Supporting Cross-Benefit Management of Infused Drugs - Episode 11
The panel reviews an example of monitoring and managing the cost of medical and pharmacy spending with a biosimilar and discusses the effect of COVID-19 on the route of administration for high-risk populations.
Neil B. Minkoff, MD: Let me pull it back because we’re talking about trying to get at this level of integration. Are there any examples of a drug or molecule for which you’re monitoring the costs on the medical spend at the same time you’re monitoring on the pharmacy spend? If so, how do you go about doing something like that?
Eric, say somebody calls you asking for that information. Somebody is calling you about a drug for which you’re trying to manage or understand costs across the pharmacy/medical benefit. How difficult can that be for you? Is there a real-world example where you’re doing that?
Eric Cannon, PharmD, FAMCP: If you look at rheumatoid arthritis today, we’ve got several biosimilars out there for the infliximab molecule. As we have worked to be transparent about costs, not only have we worked to make sure that the cost estimator tools that exist on pharmacy and medical have the correct information, but now we have also asked about how we sync the information under those 2 systems. We’re not there yet, but we have done a good job with our providers, and our providers have bought into this notion of understanding what the available treatments are for them and what the net costs associated with those treatments are.
I wish there was some great outcomes story where we could say that we managed this across the benefits, and we’ve shifted all this cost, and we’ve saved all this money. However, it’s probably too early in the story at this point, but we’ve made a lot of headway in the last 12 months as we’ve looked at how that is going to shift. We’ve got examples in oncology now that we’ve got biosimilars entering into major categories, and we’re seeing significant savings that are coming as a result of it. The key for us now is going to be how we integrate some older treatments that have been around for quite a while that now have biosimilars with newer treatments that have genetic markers and targeted therapies. How do we differentiate between the outcomes of the associated 2? That’s the piece that is difficult for us going forward as we continue with new treatments to bring in more the genomics that play into targeting the therapy and finding the appropriate patient. We’ve never done some of that genomics work on some of the older treatments.
Neil B. Minkoff, MD: Cheryl, you were trying to come into this, please.
Cheryl Larson: I wanted to share that I specifically asked 1 of our employer members what an environment looked like when they switched from a medical benefit to the pharmacy benefit, and they also used the example of rheumatoid arthritis. They said that they saved about 2% to 6% of costs. The biggest barrier they had was that the J-code blocking was hard for them to implement. Although they did it, it’s going to take you a little bit of time to recoup those costs, but they decided to do it.

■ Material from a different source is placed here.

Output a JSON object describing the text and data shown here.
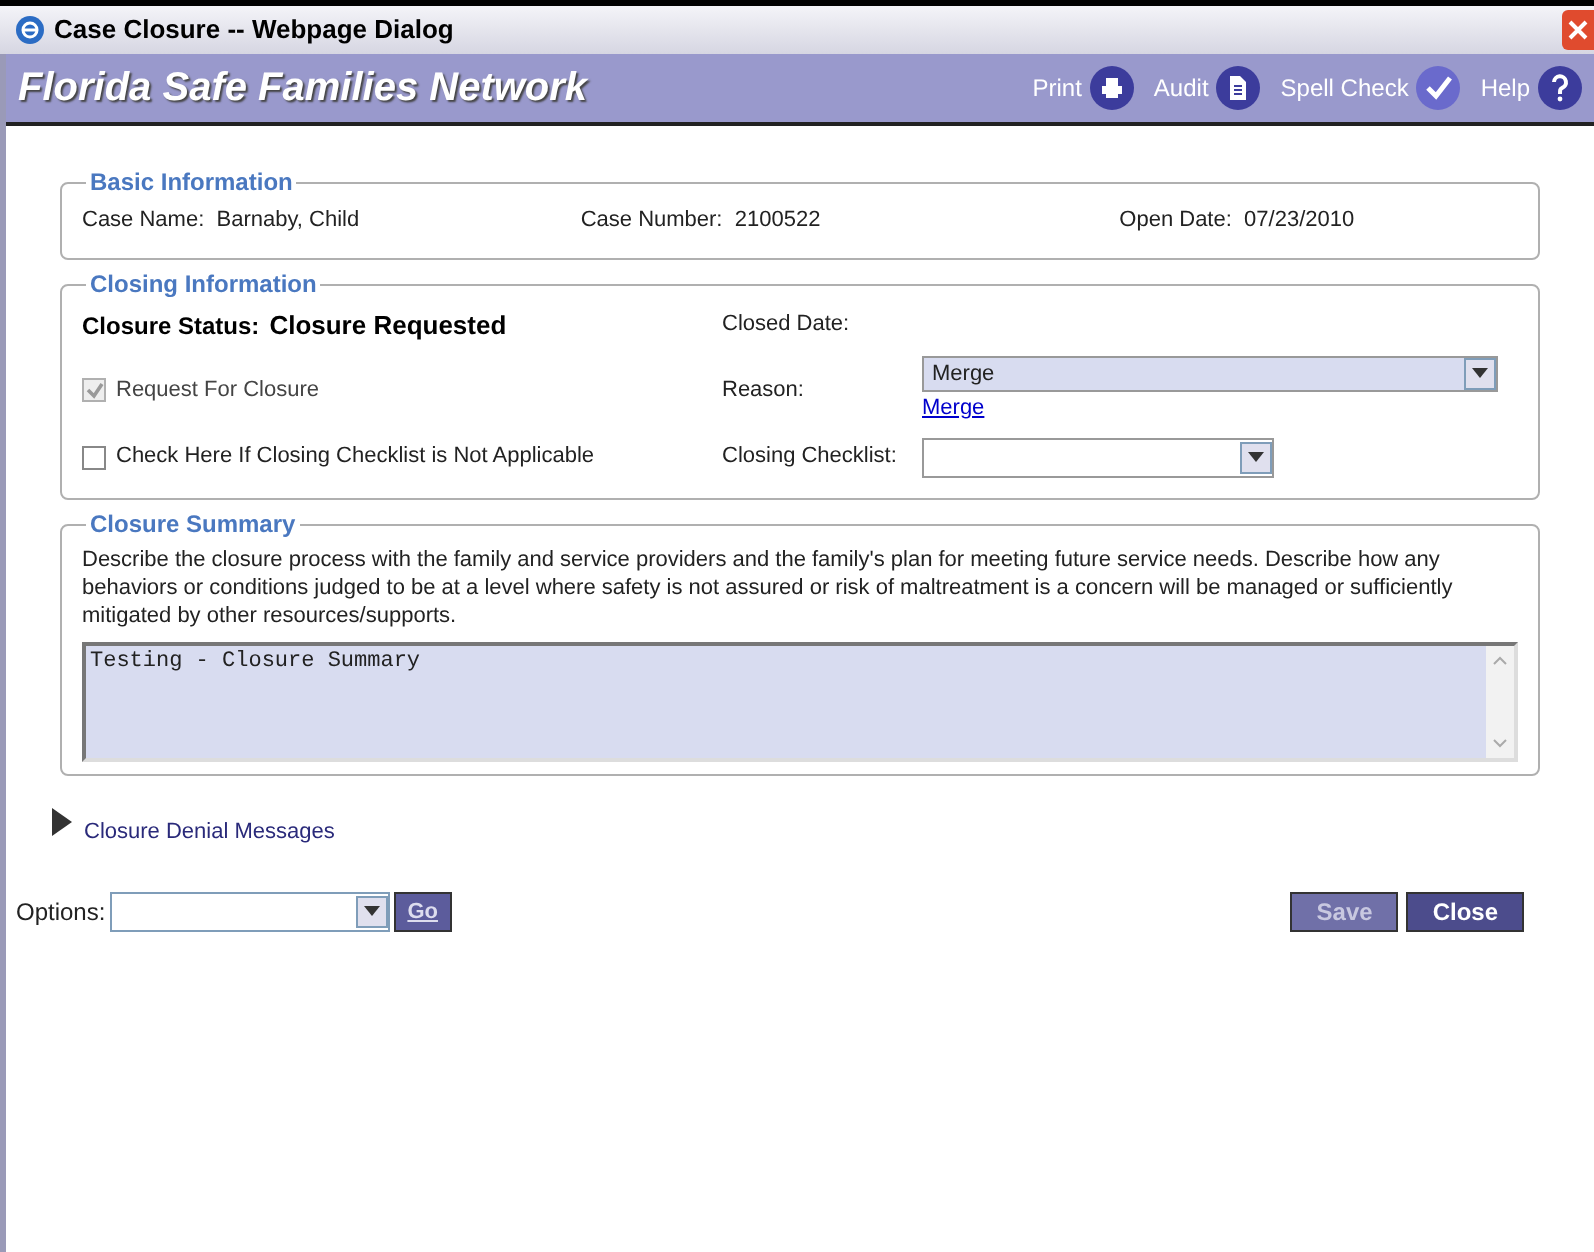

Neil B. Minkoff, MD: Michael, you brought this up. Kevin, I’d also love to hear any examples of places where you think that you’ve seen cost savings by moving a drug from the medical benefit to the pharmacy benefit, or if not the drug benefit, then the management.
Michael Fine, MD: We’ve done that in hemophilia. The trouble is that most federal regulations and a lot of state regulations don’t let you arbitrarily choose where you place a drug. You have to have a consistent policy and you can’t say, “I’m going to move this drug to the pharmacy benefit because it will potentially save us some money.” What we did do is we moved the hemophilia factors away from buy-and-bill to specialty pharmacy and home infusion. Even though it’s a medical benefit under the members’ schedule of benefits, and they pay it like a medical benefit, it’s really managed like a pharmacy benefit. It’s managed by a specialty pharmacy who also does a home infusion. They negotiate for the lower cost factors and try to convince the hematologists to use them. You can do this without changing where the benefit is because that requires a lot of regulation. That’s where a lot of payers are going. They’re going to say, “OK, it’s still going to be a medical benefit,” and they’ll pay it according to the medical drug benefit, but it’s going to be managed like a specialty pharmacy drug.
Neil B. Minkoff, MD: Kevin?
Kevin U. Stephens, Sr, MD: It’s the same thing. That’s a great example of a drug that we have had savings with. For the future, particularly after COVID-19 [coronavirus disease 2019], we have to be more open to other new technologies and use technology to a greater extent, even with Zoom and all the video capabilities. With children, most children are studying from home, and they have some type of technology to go to school these days. With that being incorporated into families, that gives us a few arrows in our quiver to where we can go safely and do other things like home administer drugs no matter where it is. We have other safeties that we can incorporate to get a better product. The bottom line is the patient. If they can’t afford it, then it doesn’t matter where we say it’s administered or whether it’s a medical or pharmacy benefit. If they have adverse effects that they can’t deal with, then they won’t take it. The bottom line, again, is that they have to get better. It has to work, so we have to put all that into play, as long as we keep the patient in the center and have patient-centered care based upon the nuances, whether it’s the social determinants of health or whether it’s the pharmacy administration. If the doctors and the hospitals can’t make a profit, then they can’t stay in business. It’s important for everyone.